# Records supplied
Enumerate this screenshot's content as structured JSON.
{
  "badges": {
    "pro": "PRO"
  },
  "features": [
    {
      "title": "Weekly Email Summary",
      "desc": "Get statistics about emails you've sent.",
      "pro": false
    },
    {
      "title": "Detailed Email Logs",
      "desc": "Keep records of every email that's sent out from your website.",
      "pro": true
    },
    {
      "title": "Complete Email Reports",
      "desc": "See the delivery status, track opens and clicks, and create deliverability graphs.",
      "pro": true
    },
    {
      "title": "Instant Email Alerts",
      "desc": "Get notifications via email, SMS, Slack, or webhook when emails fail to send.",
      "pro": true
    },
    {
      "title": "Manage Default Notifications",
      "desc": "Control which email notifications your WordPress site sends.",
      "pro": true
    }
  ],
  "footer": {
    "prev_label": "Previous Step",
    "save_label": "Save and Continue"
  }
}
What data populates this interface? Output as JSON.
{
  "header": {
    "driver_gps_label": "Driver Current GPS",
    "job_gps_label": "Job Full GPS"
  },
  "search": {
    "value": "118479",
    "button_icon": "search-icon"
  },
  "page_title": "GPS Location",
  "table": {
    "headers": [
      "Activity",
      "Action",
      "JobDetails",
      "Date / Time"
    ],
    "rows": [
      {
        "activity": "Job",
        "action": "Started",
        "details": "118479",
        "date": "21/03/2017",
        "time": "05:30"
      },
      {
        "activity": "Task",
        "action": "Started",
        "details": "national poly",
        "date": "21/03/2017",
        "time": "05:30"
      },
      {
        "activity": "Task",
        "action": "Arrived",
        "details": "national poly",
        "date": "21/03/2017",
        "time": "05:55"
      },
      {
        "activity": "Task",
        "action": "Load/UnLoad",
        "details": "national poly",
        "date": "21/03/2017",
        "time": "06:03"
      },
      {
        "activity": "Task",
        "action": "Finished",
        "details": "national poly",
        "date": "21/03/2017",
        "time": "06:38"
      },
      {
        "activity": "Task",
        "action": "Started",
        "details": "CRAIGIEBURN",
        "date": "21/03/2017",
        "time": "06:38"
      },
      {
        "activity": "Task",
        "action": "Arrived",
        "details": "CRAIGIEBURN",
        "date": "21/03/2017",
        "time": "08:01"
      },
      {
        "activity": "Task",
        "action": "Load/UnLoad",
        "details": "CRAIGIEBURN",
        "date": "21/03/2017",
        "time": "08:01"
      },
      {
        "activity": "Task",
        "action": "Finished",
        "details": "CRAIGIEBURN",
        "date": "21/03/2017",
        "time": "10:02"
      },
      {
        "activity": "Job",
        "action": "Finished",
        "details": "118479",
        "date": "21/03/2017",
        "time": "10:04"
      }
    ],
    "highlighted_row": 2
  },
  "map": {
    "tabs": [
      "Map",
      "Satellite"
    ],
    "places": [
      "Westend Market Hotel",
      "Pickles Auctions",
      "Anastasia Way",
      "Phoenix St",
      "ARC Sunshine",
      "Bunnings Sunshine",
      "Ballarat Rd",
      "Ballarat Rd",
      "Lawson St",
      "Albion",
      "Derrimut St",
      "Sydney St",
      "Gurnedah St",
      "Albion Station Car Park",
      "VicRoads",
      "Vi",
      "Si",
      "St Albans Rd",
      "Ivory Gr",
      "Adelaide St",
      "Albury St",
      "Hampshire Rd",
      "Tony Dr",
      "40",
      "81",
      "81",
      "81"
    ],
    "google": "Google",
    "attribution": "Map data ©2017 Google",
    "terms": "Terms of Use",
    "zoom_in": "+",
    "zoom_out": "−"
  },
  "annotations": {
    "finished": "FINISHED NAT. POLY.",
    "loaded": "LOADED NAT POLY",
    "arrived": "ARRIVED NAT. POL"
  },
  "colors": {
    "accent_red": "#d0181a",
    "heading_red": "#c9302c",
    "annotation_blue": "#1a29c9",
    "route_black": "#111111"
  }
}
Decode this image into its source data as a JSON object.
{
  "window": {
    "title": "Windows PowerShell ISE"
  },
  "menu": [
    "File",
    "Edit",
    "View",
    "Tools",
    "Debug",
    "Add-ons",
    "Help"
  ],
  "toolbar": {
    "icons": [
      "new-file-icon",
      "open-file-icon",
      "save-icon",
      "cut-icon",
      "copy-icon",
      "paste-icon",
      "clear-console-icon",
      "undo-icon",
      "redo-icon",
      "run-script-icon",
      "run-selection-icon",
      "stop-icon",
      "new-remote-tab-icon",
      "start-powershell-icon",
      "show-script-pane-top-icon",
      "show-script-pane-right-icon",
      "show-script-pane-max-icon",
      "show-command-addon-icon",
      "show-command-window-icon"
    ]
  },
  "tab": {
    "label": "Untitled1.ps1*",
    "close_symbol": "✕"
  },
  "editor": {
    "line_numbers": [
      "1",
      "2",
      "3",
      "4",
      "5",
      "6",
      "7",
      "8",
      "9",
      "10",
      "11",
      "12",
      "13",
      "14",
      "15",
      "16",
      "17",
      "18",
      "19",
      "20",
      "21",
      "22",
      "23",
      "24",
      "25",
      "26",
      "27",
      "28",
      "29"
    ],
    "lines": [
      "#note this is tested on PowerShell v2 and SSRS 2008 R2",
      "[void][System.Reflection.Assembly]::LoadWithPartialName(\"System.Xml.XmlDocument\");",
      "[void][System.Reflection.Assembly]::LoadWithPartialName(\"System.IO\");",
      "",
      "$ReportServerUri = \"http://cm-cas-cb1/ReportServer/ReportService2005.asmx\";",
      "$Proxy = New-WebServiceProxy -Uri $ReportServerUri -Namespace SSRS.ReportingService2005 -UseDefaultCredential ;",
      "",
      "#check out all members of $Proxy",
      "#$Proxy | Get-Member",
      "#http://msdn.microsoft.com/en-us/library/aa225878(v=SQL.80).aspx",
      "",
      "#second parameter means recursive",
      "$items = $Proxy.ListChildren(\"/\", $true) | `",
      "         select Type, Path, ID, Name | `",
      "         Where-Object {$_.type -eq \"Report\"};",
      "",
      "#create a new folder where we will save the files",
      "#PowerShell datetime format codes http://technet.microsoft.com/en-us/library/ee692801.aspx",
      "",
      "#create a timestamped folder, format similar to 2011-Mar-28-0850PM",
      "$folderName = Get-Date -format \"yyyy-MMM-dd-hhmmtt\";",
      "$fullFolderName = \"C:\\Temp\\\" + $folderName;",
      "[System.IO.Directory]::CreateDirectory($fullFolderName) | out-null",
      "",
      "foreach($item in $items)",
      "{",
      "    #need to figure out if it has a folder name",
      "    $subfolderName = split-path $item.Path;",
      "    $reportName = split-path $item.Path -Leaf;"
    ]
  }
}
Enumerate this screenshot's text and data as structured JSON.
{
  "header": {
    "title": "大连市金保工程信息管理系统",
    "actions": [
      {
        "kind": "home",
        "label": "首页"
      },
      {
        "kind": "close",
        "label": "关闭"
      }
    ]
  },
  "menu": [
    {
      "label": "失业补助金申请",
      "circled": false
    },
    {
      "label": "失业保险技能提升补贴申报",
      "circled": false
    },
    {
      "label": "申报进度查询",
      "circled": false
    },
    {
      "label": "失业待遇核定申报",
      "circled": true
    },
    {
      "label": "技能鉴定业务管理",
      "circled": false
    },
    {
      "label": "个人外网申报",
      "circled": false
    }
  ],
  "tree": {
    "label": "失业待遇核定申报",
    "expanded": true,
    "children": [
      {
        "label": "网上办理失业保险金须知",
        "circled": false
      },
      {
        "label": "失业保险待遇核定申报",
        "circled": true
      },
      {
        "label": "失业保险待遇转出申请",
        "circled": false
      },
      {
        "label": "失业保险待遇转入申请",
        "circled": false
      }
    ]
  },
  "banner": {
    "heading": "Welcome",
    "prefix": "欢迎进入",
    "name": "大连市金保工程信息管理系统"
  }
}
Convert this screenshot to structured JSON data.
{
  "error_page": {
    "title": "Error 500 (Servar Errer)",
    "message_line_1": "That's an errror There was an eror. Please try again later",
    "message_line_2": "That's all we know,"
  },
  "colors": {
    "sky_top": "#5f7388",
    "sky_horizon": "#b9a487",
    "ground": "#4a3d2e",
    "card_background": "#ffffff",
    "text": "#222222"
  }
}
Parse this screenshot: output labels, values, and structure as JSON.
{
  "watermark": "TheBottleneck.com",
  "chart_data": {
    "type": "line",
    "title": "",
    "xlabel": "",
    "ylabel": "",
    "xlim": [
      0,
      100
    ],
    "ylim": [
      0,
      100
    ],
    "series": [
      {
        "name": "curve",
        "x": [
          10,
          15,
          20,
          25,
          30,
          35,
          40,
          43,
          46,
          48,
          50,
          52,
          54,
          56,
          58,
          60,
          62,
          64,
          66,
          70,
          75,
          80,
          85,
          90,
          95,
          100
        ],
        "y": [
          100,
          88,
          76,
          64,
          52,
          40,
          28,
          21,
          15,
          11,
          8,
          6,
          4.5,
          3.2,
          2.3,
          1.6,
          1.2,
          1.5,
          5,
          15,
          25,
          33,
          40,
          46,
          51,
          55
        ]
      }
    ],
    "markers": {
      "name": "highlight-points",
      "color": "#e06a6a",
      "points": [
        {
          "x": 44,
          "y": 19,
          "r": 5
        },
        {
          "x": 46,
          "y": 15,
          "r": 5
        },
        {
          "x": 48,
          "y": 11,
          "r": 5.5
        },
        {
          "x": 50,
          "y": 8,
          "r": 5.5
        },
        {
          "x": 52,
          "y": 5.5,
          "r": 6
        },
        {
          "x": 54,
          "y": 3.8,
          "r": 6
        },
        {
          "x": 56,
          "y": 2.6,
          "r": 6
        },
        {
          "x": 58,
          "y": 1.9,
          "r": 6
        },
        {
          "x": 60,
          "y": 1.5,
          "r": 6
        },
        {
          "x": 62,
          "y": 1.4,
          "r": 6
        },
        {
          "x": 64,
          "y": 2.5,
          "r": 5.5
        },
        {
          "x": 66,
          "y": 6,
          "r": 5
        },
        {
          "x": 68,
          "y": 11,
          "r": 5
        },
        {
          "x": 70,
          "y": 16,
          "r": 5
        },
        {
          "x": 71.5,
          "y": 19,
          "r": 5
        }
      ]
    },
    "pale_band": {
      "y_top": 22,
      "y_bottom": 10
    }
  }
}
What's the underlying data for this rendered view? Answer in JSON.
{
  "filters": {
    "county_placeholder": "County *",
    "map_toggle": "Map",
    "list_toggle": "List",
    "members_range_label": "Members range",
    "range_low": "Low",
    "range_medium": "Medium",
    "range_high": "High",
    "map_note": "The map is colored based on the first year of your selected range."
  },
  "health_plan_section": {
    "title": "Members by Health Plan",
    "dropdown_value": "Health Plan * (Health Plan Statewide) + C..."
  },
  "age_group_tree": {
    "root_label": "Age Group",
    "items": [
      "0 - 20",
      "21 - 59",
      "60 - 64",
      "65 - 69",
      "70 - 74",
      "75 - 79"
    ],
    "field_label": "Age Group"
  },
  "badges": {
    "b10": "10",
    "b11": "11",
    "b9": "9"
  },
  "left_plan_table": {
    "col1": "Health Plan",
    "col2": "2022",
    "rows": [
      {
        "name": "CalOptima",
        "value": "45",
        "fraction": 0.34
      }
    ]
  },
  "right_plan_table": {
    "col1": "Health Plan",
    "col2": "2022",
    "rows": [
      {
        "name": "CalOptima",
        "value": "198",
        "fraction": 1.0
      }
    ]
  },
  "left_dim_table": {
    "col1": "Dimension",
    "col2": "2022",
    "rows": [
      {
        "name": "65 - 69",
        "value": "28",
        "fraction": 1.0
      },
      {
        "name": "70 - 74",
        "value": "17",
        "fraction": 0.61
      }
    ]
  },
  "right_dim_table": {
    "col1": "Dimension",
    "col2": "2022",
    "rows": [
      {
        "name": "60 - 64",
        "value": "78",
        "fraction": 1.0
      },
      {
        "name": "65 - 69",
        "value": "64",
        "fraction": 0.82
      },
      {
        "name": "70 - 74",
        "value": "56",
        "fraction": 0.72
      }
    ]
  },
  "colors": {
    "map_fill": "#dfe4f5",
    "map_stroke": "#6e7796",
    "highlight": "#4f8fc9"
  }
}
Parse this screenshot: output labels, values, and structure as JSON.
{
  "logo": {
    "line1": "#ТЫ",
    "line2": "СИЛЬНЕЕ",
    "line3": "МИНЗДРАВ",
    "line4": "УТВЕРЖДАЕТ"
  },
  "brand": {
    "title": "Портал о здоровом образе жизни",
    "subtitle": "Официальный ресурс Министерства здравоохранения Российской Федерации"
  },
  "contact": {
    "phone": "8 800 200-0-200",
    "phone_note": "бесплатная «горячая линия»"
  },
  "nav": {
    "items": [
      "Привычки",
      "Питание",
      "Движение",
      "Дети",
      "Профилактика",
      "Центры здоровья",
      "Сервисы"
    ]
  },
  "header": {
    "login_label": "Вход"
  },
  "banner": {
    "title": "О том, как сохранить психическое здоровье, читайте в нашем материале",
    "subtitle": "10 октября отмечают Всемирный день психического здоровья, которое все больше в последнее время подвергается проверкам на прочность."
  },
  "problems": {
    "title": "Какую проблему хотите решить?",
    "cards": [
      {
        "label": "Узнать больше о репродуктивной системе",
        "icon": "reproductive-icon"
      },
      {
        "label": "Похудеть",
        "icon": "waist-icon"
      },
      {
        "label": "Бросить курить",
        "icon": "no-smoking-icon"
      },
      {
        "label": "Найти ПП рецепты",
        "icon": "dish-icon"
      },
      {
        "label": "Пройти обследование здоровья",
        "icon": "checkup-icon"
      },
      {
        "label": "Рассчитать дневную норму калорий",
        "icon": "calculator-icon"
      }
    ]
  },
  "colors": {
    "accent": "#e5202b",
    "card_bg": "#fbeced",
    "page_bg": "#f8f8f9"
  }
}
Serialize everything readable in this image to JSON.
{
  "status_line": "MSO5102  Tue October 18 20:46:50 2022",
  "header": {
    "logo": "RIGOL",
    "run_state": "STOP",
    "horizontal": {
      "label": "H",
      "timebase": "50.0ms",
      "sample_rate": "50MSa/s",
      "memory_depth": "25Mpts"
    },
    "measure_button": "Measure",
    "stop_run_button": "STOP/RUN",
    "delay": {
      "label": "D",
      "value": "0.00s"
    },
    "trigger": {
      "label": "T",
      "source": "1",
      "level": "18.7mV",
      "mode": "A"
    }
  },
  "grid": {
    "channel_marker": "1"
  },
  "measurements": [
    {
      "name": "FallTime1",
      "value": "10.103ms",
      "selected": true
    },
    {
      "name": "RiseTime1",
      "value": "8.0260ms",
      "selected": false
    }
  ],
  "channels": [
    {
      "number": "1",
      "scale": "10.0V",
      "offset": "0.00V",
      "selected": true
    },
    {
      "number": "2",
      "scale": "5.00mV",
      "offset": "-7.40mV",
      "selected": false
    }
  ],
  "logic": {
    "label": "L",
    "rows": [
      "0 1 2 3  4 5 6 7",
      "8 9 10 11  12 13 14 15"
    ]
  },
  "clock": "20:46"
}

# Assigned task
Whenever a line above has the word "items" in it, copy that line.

# Answer
      "$items = $Proxy.ListChildren(\"/\", $true) | `",
      "foreach($item in $items)",
    "items": [
    "items": [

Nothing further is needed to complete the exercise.